In 2003, Ms. Guenther, working with a team that included Gail Vittori, a sustainability expert who had been designing policy initiatives and protocols and creating standards for green building since the 1980s, and Tom Lent, then the policy director for the Healthy Building Network, created the Green Guide for Healthcare, a set of environmentally conscious, health-based building standards customized for the health care industry.
Modeled after the U.S. Green Building Council’s LEED certification program for rating sustainability in buildings, the guide covered a wide range of topics, including how to avoid toxic chemicals, the importance of natural light to support circadian rhythms, and the need to provide places of respite and connections to nature.

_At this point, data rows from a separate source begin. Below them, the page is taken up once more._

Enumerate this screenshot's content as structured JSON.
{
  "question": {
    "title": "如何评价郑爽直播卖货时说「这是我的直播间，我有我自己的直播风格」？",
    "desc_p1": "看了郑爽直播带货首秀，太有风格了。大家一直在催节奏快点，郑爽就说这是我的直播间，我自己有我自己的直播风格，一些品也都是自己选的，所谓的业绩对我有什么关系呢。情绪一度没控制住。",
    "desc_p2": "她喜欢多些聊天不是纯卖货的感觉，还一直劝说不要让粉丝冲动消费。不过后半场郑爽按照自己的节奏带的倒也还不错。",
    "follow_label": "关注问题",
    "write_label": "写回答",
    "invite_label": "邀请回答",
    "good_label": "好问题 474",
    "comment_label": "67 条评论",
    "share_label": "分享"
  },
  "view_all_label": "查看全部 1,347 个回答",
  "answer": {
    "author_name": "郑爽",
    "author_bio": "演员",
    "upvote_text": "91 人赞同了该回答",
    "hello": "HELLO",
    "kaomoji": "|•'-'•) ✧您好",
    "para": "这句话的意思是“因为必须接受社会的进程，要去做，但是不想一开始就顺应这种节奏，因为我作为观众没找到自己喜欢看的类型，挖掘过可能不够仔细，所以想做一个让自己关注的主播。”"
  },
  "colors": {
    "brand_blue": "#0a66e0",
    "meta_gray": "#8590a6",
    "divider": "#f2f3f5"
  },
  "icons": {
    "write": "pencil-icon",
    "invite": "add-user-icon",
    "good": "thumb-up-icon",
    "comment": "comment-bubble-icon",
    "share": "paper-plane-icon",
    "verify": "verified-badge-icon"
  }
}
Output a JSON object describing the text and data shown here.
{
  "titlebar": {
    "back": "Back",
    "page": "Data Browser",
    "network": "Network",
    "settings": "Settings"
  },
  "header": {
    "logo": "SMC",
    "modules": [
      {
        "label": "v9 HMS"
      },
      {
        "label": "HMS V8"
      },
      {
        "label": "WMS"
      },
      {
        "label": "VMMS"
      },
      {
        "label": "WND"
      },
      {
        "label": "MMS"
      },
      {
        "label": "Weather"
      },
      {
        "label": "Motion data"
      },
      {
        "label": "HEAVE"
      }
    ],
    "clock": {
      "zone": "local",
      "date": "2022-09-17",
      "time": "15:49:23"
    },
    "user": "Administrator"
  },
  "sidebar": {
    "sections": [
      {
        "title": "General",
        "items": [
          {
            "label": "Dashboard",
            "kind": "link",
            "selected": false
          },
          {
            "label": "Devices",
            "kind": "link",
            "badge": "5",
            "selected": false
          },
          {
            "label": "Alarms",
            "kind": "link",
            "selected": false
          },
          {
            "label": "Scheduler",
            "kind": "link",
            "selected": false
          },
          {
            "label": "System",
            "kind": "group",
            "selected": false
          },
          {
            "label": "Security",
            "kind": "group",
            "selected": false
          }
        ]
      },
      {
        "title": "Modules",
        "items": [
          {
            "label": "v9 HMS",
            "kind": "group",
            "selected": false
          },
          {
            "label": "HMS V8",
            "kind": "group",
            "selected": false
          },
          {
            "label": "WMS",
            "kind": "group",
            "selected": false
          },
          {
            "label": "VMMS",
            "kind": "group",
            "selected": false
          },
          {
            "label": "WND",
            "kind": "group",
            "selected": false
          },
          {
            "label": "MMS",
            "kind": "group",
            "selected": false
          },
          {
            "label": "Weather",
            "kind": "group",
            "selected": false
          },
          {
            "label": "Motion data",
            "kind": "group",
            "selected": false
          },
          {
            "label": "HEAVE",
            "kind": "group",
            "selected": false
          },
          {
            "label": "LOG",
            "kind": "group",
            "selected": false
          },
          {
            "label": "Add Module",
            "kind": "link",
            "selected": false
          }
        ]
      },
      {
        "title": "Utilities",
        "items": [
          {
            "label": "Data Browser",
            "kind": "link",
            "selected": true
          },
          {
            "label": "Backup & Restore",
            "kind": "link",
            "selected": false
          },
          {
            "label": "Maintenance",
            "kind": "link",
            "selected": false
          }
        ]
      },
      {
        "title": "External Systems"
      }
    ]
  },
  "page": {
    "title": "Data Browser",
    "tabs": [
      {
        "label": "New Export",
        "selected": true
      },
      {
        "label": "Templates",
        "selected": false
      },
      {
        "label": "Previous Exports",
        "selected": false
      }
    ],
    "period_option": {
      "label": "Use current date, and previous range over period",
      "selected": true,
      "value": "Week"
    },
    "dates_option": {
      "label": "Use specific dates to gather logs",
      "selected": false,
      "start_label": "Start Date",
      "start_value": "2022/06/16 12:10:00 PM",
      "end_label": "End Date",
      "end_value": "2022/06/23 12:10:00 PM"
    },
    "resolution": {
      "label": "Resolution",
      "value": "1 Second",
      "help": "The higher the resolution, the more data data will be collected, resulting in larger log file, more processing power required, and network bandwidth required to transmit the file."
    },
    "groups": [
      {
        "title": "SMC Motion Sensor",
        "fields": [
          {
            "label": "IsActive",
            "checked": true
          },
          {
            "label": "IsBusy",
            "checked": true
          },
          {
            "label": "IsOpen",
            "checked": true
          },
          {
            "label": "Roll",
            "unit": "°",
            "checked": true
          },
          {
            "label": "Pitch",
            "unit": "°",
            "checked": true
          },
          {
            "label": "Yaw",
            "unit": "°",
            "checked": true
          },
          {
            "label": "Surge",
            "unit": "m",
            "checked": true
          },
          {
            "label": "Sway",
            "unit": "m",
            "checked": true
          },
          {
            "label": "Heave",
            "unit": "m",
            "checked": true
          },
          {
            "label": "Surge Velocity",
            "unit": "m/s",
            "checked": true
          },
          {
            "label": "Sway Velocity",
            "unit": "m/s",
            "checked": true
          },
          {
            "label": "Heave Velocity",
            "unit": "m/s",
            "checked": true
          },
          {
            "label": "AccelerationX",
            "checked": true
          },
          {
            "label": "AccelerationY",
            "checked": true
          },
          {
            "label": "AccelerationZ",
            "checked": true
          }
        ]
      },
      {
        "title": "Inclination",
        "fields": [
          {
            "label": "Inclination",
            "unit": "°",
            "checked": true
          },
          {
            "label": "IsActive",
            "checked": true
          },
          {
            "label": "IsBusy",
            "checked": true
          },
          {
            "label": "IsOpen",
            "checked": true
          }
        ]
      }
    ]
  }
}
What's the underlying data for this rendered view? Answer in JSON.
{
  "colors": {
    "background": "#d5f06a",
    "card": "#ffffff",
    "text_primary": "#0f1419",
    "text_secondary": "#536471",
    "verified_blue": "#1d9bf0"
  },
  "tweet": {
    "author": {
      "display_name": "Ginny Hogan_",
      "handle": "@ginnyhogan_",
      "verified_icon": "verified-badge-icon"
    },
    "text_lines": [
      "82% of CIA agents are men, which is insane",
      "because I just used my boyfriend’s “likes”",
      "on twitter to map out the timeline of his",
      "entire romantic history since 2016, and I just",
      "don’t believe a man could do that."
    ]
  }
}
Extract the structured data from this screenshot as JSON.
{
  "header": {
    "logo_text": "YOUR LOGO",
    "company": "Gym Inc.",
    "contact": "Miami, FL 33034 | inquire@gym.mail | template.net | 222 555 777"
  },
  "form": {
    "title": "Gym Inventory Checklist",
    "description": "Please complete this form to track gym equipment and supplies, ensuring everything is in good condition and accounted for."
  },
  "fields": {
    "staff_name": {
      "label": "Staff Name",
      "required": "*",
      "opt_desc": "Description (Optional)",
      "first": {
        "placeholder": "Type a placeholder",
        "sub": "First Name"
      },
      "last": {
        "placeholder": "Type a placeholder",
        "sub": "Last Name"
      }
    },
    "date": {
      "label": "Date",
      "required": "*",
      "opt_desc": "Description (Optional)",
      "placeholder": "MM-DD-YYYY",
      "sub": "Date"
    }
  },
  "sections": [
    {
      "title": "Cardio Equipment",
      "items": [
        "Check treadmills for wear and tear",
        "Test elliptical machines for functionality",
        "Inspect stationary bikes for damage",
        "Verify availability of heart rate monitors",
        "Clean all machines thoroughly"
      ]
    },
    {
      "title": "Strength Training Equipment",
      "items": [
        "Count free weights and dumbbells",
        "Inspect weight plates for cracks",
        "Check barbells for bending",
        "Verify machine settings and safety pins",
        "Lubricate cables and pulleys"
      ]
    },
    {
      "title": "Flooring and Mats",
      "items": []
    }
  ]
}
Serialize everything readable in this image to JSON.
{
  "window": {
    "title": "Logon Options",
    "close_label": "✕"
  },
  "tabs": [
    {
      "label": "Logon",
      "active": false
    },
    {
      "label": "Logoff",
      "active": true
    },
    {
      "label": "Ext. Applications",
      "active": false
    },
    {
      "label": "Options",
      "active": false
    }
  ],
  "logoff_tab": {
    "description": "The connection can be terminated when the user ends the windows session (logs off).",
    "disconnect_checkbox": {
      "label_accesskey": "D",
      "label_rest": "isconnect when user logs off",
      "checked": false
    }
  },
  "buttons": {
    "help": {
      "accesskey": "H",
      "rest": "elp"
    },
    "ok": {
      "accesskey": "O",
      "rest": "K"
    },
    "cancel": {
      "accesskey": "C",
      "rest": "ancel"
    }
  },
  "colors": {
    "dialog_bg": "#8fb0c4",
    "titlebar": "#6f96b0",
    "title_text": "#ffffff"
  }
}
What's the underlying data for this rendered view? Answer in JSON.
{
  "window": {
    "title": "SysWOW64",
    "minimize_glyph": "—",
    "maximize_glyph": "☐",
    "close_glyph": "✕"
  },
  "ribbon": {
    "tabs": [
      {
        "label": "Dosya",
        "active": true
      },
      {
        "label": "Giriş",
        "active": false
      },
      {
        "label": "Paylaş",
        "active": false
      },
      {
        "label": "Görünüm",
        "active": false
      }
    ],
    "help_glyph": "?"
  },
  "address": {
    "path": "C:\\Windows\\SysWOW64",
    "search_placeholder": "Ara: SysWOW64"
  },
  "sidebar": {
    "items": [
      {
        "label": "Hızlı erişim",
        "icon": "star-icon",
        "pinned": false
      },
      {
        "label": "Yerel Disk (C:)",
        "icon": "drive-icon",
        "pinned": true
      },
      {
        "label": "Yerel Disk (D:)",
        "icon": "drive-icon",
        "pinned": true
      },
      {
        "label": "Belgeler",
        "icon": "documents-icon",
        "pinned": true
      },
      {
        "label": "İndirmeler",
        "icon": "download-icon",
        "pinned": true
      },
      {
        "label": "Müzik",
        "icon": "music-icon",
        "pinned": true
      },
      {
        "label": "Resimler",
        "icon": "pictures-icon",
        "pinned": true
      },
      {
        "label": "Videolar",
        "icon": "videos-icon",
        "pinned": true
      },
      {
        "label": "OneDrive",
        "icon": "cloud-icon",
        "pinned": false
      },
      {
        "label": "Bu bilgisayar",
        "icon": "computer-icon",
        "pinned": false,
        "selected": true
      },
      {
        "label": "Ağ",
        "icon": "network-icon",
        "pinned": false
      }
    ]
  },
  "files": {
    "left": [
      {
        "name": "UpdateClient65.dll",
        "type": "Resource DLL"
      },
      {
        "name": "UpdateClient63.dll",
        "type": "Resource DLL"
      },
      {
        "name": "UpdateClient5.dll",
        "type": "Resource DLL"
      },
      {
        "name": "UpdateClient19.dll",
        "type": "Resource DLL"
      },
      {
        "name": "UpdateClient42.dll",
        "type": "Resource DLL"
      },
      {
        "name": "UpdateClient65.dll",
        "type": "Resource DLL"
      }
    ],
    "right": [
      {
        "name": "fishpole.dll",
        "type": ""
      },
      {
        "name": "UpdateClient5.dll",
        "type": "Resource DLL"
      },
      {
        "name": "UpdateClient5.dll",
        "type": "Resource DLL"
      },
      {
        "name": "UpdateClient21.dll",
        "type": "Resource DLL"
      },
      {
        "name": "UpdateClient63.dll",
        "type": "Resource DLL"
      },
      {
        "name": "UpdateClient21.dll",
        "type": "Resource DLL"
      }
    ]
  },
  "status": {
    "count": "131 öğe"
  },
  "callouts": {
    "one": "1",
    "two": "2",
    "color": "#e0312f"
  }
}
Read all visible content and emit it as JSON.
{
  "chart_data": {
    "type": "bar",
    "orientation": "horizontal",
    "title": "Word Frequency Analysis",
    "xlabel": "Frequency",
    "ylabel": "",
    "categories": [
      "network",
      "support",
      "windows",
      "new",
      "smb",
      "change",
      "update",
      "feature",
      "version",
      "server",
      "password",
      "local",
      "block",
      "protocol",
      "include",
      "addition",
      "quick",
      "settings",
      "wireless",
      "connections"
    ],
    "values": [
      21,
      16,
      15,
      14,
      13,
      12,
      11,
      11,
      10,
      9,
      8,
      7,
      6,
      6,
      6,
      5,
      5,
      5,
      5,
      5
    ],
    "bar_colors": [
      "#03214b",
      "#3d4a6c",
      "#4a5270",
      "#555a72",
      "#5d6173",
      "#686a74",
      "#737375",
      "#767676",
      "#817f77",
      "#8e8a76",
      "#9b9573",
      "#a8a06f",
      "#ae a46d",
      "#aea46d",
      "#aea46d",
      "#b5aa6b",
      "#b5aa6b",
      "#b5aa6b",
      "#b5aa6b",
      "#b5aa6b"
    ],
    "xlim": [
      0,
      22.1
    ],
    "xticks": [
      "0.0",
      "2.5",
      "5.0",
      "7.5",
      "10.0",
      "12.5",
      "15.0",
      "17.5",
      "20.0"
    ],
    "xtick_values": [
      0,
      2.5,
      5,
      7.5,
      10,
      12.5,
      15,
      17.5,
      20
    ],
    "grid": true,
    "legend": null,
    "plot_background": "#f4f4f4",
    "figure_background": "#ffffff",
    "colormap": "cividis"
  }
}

By the second year of its release, the guide had been downloaded 11,000 times in every U.S. state and in more than 80 countries. It became the basis for LEED certification specific to the health care sector.
Still, skeptics felt that green building in the health care industry would be cost-prohibitive. So Ms. Guenther, Ms. Vittori and others conducted two studies that showed that these projects cost nearly the same as conventional ones. In 2007, Ms. Guenther and Ms. Vittori published “Sustainable Healthcare Architecture,” which included case studies of more than 50 projects. In 2014, Ms. Guenther delivered a TedMed talk titled “Why hospitals are making us sick,” which has been viewed tens of thousands of times.
In an email, Mr. Lent said that “Robin understood at a deep level the responsibility of the architect, engineer and interior designer (really everyone involved in bringing buildings into the world) for the health, environmental and social impact of the materials they specified and the designs they created.”
He added that she had “worked tirelessly to wake up the health care industry and the design and construction firms that work with them to this responsibility.”
Robin Gail Guenther was born on Oct. 2, 1954, in Detroit. Her mother, Elinor (Brown) Guenther, was a homemaker, and her father, Robert Guenther, was an executive at the Ford Motor Company. She earned undergraduate and master’s degrees in architecture at the University of Michigan, and a diploma from the Architectural Association in London.
In addition to her husband, to whom she was married for 38 years, Ms. Guenther is survived by her stepdaughters, Jyllian Gunther and Nicole Palms, two granddaughters and her sisters, Lynn Monahan and Sharon Barnes.
In 2007, Guenther 5 Architects, in Lower Manhattan, where she also lived, was acquired by Perkins & Will, a global architectural firm; Ms. Guenther led its global health practice.
With Perkins & Will, she oversaw projects like the Memorial Sloan Kettering Monmouth Ambulatory Care Center (also known as MSK Monmouth) in New Jersey, a reimagining of a drab 1980s office building into an airy space with woodland views; and the Lucile Packard Children’s Hospital Stanford in Palo Alto, Calif., which opened in 2017 and won a Healthcare Design Award from the American Institute of Architects. It features an abundance of natural light, water-recovery systems for landscape irrigation, a shading system to reduce the need for air conditioning, recycled building materials and a healing garden.
In 2012, Ms. Guenther was among the magazine Fast Company’s “100 Most Creative People in Business.” It noted that she had developed 12 maxims for good practices in design and printed them on posters that she displayed around her work spaces.
“If you don’t know what’s in it, you probably don’t want what’s in it,” one read. Another said, “Consult your nose — if it stinks, don’t use it.”